The perfect motivation for convincing teachers to vote for a change of government was how one heads' leader described the decsion of Ed Balls, Schools Secretary, to cut school spending by slashing the number of senior school staff.
Mr Balls announced on Sunday that the Department for Children, Schools and Families is looking at a number of ways to find about pound;2 billion in savings, including encouraging a third of all schools to become hard federations.
The DCSF previously called on schools to become federations to raise educational standards, but it seems Mr Balls is now looking at it as a potential cost-saving measure.

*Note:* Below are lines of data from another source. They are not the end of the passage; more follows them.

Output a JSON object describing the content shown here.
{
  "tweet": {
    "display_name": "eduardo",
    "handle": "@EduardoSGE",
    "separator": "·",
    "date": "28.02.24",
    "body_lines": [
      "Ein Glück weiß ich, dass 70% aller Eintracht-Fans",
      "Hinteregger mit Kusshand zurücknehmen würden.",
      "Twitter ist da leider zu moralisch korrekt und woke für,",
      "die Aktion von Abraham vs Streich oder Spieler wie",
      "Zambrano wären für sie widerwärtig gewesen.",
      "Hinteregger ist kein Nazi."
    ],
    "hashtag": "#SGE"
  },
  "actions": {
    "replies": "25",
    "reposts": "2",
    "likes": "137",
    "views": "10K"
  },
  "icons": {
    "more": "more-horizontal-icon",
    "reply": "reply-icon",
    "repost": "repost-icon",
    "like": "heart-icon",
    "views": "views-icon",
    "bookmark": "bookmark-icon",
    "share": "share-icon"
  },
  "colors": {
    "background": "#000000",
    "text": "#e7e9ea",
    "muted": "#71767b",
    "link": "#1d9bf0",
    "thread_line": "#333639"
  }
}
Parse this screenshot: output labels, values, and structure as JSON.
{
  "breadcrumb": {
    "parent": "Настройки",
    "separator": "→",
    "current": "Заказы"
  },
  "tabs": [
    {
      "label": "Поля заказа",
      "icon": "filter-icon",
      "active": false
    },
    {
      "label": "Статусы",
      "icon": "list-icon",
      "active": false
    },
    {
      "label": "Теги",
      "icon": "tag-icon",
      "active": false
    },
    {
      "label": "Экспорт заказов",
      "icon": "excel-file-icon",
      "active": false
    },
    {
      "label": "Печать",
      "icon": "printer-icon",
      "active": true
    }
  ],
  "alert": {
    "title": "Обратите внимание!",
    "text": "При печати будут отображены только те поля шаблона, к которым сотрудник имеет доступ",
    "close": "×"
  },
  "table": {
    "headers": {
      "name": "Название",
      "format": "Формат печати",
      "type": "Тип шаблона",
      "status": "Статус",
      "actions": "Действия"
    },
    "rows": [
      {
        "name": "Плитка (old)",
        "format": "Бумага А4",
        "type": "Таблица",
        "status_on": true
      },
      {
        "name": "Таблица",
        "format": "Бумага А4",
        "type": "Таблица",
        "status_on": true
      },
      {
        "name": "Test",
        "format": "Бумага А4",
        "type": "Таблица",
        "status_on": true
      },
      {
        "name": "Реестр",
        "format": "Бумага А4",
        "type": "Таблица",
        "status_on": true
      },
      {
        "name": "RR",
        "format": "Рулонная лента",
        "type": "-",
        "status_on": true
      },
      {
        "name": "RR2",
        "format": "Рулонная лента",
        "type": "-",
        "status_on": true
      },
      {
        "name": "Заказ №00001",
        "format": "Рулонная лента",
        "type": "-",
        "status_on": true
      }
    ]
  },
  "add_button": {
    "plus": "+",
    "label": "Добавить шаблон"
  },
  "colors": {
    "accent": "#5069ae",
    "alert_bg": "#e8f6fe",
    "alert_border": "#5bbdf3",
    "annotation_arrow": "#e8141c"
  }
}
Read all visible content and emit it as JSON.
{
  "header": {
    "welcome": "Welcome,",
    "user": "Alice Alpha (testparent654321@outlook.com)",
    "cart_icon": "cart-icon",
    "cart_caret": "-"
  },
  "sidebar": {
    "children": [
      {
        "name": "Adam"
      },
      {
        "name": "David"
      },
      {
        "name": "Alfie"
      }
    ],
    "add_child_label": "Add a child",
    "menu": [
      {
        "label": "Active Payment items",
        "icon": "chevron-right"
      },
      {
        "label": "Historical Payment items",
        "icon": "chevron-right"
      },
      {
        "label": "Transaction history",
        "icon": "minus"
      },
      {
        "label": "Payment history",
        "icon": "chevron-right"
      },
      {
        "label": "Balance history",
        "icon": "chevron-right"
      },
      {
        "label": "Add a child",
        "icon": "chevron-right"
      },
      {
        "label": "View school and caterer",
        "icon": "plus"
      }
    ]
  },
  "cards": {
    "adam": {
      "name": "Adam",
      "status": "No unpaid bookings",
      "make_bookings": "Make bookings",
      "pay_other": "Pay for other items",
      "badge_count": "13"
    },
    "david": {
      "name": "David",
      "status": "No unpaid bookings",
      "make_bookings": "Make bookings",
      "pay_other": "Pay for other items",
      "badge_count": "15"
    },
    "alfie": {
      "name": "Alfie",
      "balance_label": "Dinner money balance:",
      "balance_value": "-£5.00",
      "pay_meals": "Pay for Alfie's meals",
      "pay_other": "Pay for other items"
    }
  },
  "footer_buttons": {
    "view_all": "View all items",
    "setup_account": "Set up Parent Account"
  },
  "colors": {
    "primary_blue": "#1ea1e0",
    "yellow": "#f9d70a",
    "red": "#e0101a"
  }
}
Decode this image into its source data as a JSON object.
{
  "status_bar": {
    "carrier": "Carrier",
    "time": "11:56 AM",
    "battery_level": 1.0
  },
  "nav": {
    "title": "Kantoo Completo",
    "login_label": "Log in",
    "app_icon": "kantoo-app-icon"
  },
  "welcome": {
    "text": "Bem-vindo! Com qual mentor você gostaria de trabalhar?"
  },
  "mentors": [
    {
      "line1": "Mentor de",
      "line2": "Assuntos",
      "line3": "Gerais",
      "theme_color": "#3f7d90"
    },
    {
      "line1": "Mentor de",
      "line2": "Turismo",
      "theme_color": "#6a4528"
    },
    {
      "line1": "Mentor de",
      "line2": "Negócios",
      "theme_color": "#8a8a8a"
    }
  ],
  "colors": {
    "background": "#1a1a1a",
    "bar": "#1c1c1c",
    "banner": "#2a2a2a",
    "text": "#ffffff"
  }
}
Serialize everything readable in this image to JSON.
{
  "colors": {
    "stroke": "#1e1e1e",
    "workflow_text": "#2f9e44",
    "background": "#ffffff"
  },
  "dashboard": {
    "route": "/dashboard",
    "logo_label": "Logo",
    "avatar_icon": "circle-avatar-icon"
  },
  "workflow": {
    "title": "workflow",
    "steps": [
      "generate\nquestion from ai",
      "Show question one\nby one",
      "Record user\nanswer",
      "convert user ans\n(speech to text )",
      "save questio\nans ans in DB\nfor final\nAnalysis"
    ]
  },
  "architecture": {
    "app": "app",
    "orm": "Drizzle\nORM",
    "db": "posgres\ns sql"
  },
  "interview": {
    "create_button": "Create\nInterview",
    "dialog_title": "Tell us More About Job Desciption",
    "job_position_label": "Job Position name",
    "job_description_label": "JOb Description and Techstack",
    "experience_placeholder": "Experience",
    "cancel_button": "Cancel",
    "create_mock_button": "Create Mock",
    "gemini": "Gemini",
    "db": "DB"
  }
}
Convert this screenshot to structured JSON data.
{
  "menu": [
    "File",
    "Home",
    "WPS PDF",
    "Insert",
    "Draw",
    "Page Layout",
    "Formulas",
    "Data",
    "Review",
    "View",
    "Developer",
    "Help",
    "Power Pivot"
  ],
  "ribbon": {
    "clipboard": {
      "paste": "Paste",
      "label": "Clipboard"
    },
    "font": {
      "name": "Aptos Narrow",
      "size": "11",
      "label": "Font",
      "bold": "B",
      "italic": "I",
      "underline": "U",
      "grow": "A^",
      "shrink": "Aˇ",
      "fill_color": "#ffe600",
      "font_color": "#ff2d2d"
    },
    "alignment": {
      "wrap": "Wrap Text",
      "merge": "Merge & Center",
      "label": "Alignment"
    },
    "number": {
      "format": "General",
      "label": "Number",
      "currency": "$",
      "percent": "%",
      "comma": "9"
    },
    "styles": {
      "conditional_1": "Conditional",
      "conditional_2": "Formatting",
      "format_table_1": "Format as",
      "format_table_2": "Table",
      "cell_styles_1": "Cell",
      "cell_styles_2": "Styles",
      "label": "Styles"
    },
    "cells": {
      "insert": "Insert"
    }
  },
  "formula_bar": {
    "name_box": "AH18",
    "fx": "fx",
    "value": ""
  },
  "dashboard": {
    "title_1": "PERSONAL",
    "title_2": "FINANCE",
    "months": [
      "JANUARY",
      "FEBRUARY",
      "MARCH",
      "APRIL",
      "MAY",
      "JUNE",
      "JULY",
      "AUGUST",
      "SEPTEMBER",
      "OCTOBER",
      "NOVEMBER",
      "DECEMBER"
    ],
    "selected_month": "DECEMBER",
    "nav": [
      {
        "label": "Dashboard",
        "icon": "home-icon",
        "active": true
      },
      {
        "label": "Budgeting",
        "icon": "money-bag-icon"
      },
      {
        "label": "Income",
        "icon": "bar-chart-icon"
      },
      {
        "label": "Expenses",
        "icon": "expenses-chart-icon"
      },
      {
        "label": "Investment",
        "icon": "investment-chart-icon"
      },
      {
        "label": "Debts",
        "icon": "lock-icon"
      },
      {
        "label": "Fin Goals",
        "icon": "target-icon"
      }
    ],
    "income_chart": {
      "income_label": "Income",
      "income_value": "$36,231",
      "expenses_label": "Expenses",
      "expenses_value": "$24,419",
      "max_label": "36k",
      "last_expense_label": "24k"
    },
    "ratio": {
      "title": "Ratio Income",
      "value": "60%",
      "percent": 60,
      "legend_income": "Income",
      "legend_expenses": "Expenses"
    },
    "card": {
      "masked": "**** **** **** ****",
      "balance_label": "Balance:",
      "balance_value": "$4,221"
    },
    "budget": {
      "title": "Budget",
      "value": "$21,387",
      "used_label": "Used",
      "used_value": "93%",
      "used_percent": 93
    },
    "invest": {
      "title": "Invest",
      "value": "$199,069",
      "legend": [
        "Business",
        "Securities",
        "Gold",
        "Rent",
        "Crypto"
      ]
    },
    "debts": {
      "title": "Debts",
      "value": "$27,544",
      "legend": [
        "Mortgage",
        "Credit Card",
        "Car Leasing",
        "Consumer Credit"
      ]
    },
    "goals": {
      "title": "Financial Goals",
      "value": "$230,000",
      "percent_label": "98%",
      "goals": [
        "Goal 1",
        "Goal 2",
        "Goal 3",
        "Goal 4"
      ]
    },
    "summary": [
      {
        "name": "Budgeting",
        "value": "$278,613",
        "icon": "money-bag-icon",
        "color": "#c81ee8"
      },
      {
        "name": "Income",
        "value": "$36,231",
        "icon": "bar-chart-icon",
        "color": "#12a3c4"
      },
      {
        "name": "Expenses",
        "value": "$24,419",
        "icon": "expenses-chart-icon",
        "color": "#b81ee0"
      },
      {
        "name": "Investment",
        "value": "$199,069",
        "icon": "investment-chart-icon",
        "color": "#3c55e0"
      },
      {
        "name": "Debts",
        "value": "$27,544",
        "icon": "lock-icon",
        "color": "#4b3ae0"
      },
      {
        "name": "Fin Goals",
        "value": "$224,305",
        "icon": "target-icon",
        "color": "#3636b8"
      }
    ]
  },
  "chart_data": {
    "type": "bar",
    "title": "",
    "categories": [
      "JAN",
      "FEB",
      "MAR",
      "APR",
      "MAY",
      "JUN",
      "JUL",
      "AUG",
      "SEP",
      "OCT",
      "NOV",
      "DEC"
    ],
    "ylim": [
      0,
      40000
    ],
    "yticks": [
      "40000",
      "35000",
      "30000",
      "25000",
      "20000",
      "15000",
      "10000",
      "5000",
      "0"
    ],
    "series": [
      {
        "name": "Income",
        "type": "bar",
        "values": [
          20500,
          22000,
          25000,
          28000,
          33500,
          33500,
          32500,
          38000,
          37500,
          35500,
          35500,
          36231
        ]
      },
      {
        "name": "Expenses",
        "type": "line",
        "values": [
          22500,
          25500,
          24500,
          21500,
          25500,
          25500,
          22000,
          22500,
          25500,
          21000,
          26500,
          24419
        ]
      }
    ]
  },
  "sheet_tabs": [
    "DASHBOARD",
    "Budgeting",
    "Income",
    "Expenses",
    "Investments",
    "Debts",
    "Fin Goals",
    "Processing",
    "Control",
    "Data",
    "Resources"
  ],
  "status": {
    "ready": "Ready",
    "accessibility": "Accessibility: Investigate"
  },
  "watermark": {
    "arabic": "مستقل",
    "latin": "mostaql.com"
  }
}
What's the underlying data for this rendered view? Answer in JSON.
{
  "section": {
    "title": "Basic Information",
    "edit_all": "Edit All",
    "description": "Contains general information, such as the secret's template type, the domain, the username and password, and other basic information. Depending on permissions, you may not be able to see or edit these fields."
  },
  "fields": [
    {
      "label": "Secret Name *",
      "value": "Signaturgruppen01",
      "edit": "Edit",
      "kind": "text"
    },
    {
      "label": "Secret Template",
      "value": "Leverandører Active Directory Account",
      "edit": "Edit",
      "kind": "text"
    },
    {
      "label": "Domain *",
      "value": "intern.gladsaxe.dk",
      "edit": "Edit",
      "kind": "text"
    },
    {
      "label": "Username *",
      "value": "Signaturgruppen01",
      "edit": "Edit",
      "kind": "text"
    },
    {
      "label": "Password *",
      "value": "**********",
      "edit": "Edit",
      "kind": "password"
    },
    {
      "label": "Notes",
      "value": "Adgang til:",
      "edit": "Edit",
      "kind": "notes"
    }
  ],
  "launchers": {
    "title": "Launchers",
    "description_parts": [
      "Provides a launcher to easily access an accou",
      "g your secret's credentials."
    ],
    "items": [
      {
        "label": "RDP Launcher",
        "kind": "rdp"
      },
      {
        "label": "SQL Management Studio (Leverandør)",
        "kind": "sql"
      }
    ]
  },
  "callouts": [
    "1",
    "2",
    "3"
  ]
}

By creating more federations, schools will be able to pool resources such as administrative staff, utility procurement and, crucially, senior leadership teams, including deputy heads and heads.
The proposals have been set out as a means to "protect frontline staff", but the suggestion that deputy heads and heads are not on the front line has caused outrage among teachers' leaders and unions.
Two weeks ago The TES reported that senior teaching staff, such as deputy heads and heads of department, will be the first to be axed once schools are forced to make redundancies.
Mick Brookes, general secretary of teaching union the NAHT, said he had no input into Mr Balls' announcement despite his claim that he had spoken to the unions.
Mr Brookes said: "(Mr Balls) said he had consulted the social partnership but he just hasn't. We had been talking about how schools could work together but nothing along the lines of getting rid of school leaders. I'm astonished.
"I think it's breathtaking that they talk about getting rid of bureaucrats, but who is creating all the bureaucracy? There is a lot of damage to be repaired. If ever there was motivation to get people to vote for change, this is it. It's an absolute own goal."
In an interview with The TES this week, Barry Sheerman, chair of the children, schools and families select committe, said the idea of cutting school leadership was not "well thought through".
"Someone in Number 10 wants somebody to put their head above the parapet and say, `I'm going to take the first lead and now everybody else has got to do what I've done,'" he said.
"That's politics for you - there's nothing wrong with that. But what I suspect is the basket of measures looks a bit flaky, and if you come up with flaky measures, they're going to be easily knocked aside."
John Dunford, general secretary of the Association of School and College Leaders, said his union's members were "angry" at the comments.
"School leaders are angry because they feel there has been a failure to recognise the value of school leadership in these current circumstances," he said. "Our schools federate for reasons of improvement, a measure that needs maximum effort. It is not done to reduce numbers of staff."
Mr Balls' camp was quick to allay fears, saying the creation of thousands of federations would not result in 3,000 heads losing their jobs, as widely reported. The type of "bureaucrat" in line to be cut would be "field forces" rather than heads.
But according to Mr Balls' advisers, none of the potential measures announced are set in stone, including the pound;2 billion figure.
Instead, the DCFS was merely looking at areas where savings could be made. Mr Balls said he would look at clawing back surplus school budgets by putting pressure on local authorities to get unspent money back. Teachers should also expect to see pay restraints in the future.
Another area that could be trimmed was the school procurement budget, which currently stands at pound;7.8 billion.
Sources close to Mr Balls said: "The private sector is looking at making 10 per cent savings in its procurement and we think this is something schools can achieve."